On Labor Day, California Gov. Gavin Newsom signed A.B. 257 into law, delivering to workers one of the most significant labor law victories in recent years. It has taken a decade of perseverance and tireless organizing from fast-food workers, SEIU and other union members, pro-worker elected leaders and community partners to achieve this landmark win.
The new law guarantees that fast-food workers get a seat at the table on the Fast Food Council, ensuring they have a voice in determining their working conditions and pay. More than half a million fast-food workers from across California will have the power to raise standards in terms of wages, freedom from discrimination and harassment, and other issues.

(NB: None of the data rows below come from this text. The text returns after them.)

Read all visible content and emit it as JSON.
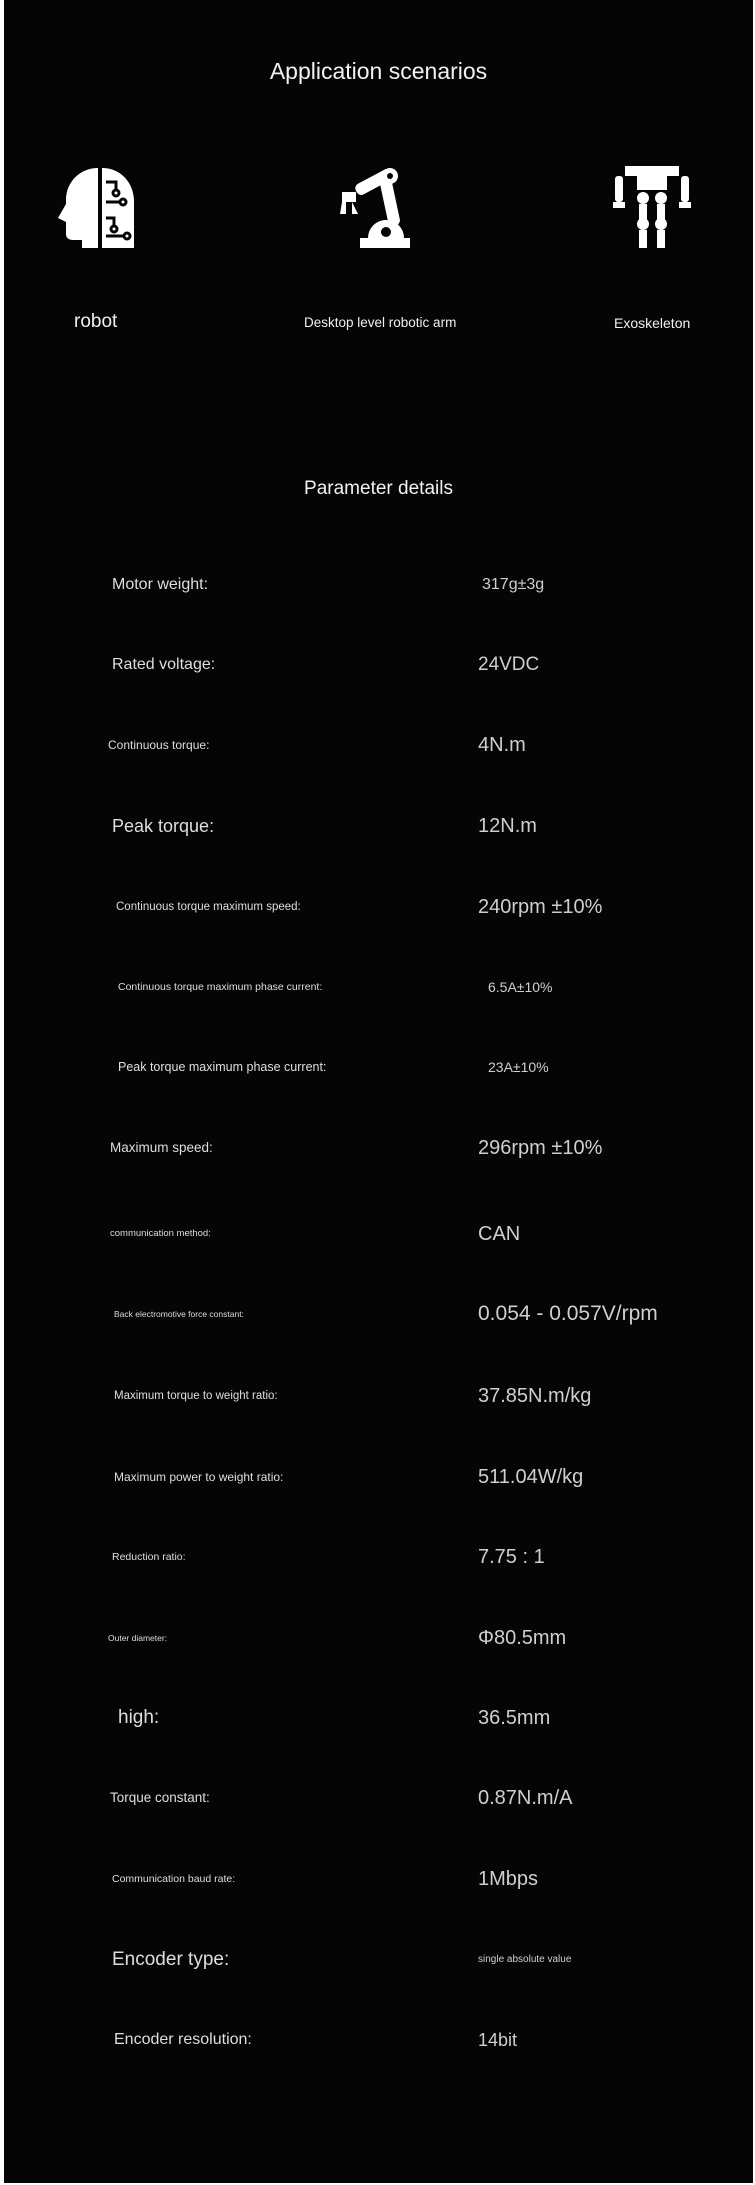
{
  "scenarios": {
    "title": "Application scenarios",
    "items": [
      {
        "label": "robot",
        "icon": "robot-head-circuit-icon"
      },
      {
        "label": "Desktop level robotic arm",
        "icon": "robotic-arm-icon"
      },
      {
        "label": "Exoskeleton",
        "icon": "exoskeleton-icon"
      }
    ]
  },
  "parameters": {
    "title": "Parameter details",
    "rows": [
      {
        "name": "Motor weight:",
        "value": "317g±3g"
      },
      {
        "name": "Rated voltage:",
        "value": "24VDC"
      },
      {
        "name": "Continuous torque:",
        "value": "4N.m"
      },
      {
        "name": "Peak torque:",
        "value": "12N.m"
      },
      {
        "name": "Continuous torque maximum speed:",
        "value": "240rpm ±10%"
      },
      {
        "name": "Continuous torque maximum phase current:",
        "value": "6.5A±10%"
      },
      {
        "name": "Peak torque maximum phase current:",
        "value": "23A±10%"
      },
      {
        "name": "Maximum speed:",
        "value": "296rpm ±10%"
      },
      {
        "name": "communication method:",
        "value": "CAN"
      },
      {
        "name": "Back electromotive force constant:",
        "value": "0.054 - 0.057V/rpm"
      },
      {
        "name": "Maximum torque to weight ratio:",
        "value": "37.85N.m/kg"
      },
      {
        "name": "Maximum power to weight ratio:",
        "value": "511.04W/kg"
      },
      {
        "name": "Reduction ratio:",
        "value": "7.75 : 1"
      },
      {
        "name": "Outer diameter:",
        "value": "Φ80.5mm"
      },
      {
        "name": "high:",
        "value": "36.5mm"
      },
      {
        "name": "Torque constant:",
        "value": "0.87N.m/A"
      },
      {
        "name": "Communication baud rate:",
        "value": "1Mbps"
      },
      {
        "name": "Encoder type:",
        "value": "single absolute value"
      },
      {
        "name": "Encoder resolution:",
        "value": "14bit"
      }
    ]
  },
  "colors": {
    "background": "#050505",
    "text": "#e8e8e8",
    "icon": "#ffffff"
  }
}
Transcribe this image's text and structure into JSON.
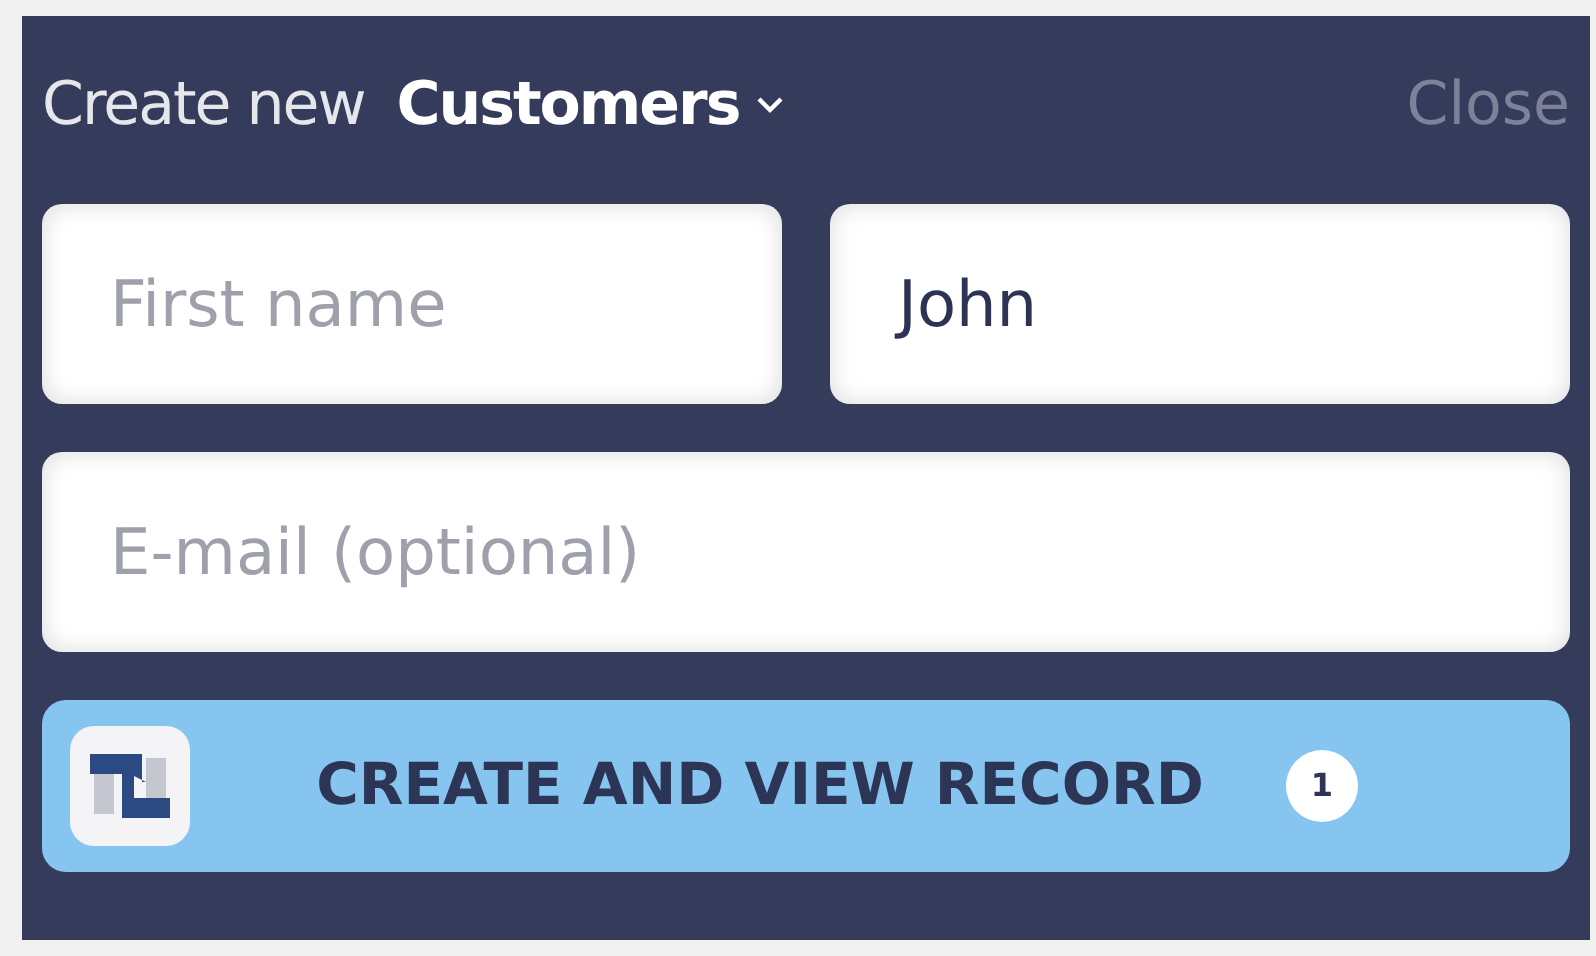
{
  "header": {
    "prefix": "Create new",
    "record_type": "Customers",
    "close": "Close"
  },
  "fields": [
    {
      "placeholder": "First name"
    },
    {
      "value": "John"
    },
    {
      "placeholder": "E-mail (optional)"
    }
  ],
  "action": {
    "label": "CREATE AND VIEW RECORD",
    "badge": "1"
  }
}
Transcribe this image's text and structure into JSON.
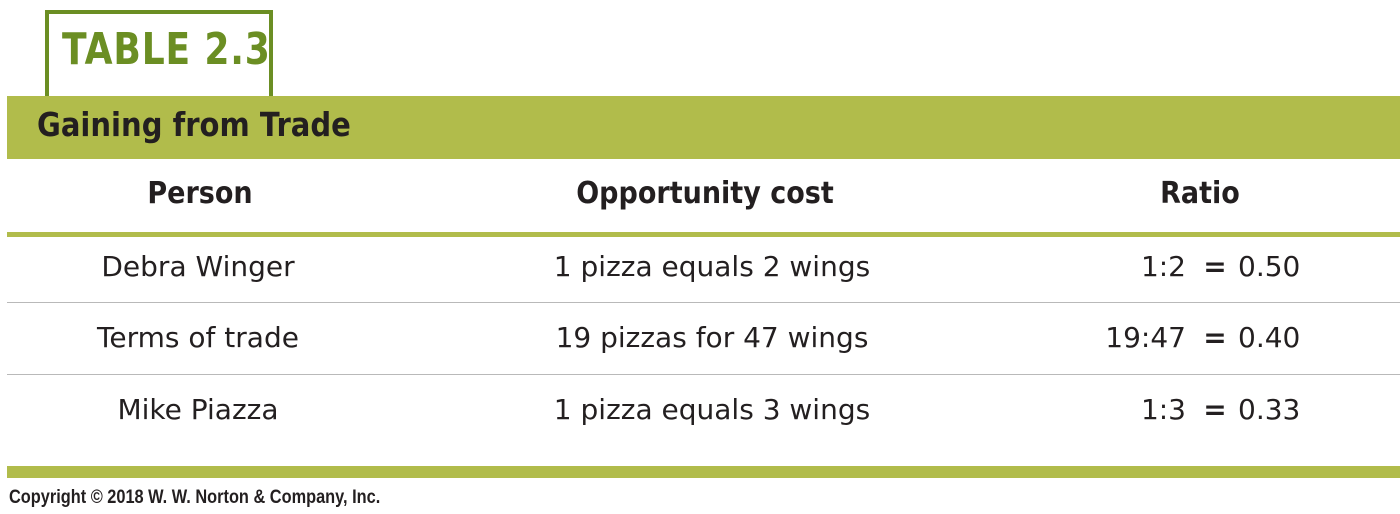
{
  "table_label": "TABLE 2.3",
  "table_title": "Gaining from Trade",
  "columns": {
    "person": "Person",
    "opportunity_cost": "Opportunity cost",
    "ratio": "Ratio"
  },
  "rows": [
    {
      "person": "Debra Winger",
      "opportunity_cost": "1 pizza equals 2 wings",
      "ratio": "1:2",
      "equals": "=",
      "value": "0.50"
    },
    {
      "person": "Terms of trade",
      "opportunity_cost": "19 pizzas for 47 wings",
      "ratio": "19:47",
      "equals": "=",
      "value": "0.40"
    },
    {
      "person": "Mike Piazza",
      "opportunity_cost": "1 pizza equals 3 wings",
      "ratio": "1:3",
      "equals": "=",
      "value": "0.33"
    }
  ],
  "copyright": "Copyright © 2018 W. W. Norton & Company, Inc.",
  "colors": {
    "accent_green": "#b1bc4b",
    "label_green": "#6b8e23",
    "text": "#231f20",
    "rule_gray": "#b9b9b9"
  }
}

There are many different ways that workers increase our wages—traditional collective bargaining, civil service processes, prevailing wage and wage boards. We are excited to see this model emerge in California. A.B. 257 is one more example of addressing the tremendous need to repair our broken labor law system, which creates absurd barriers to millions of working people who would join a union immediately if the process were not so stacked against us.
The AFL-CIO wants every fast-food worker in the United States to be able to join a union. The passage of A.B. 257 gives workers the power of a much-needed voice and brings us closer to that goal. Raising wages for fast-food workers will help vulnerable communities, particularly the Black, Brown and immigrant women who make up the vast majority of fast-food workers in California. This is part of the national wave of worker activism and organizing. Employers need to listen to their workers who are demanding unions and a voice on the job and work with them. Starbucks, McDonald’s, Amazon, Delta—all need to stop fighting their own workers who clearly desire engaging in collective action and having a seat at the bargaining table.
“Governor Newsom’s signature on AB 257 makes this Labor Day a historic one and shows what’s possible when working people unite and raise our voices,” said Anneisha Williams, a Los Angeles fast-food worker and leader in the Fight for $15 and a Union. “We’ve gone on strike, marched in the streets and rallied across the state to make sure our demand for a voice on the job was heard even as powerful corporations pulled out all the stops to silence us. We look forward to having a say in creating safe and healthy workplaces across the fast-food industry and to AB 257 serving as a model for workers across the country who desperately need a seat at the table.”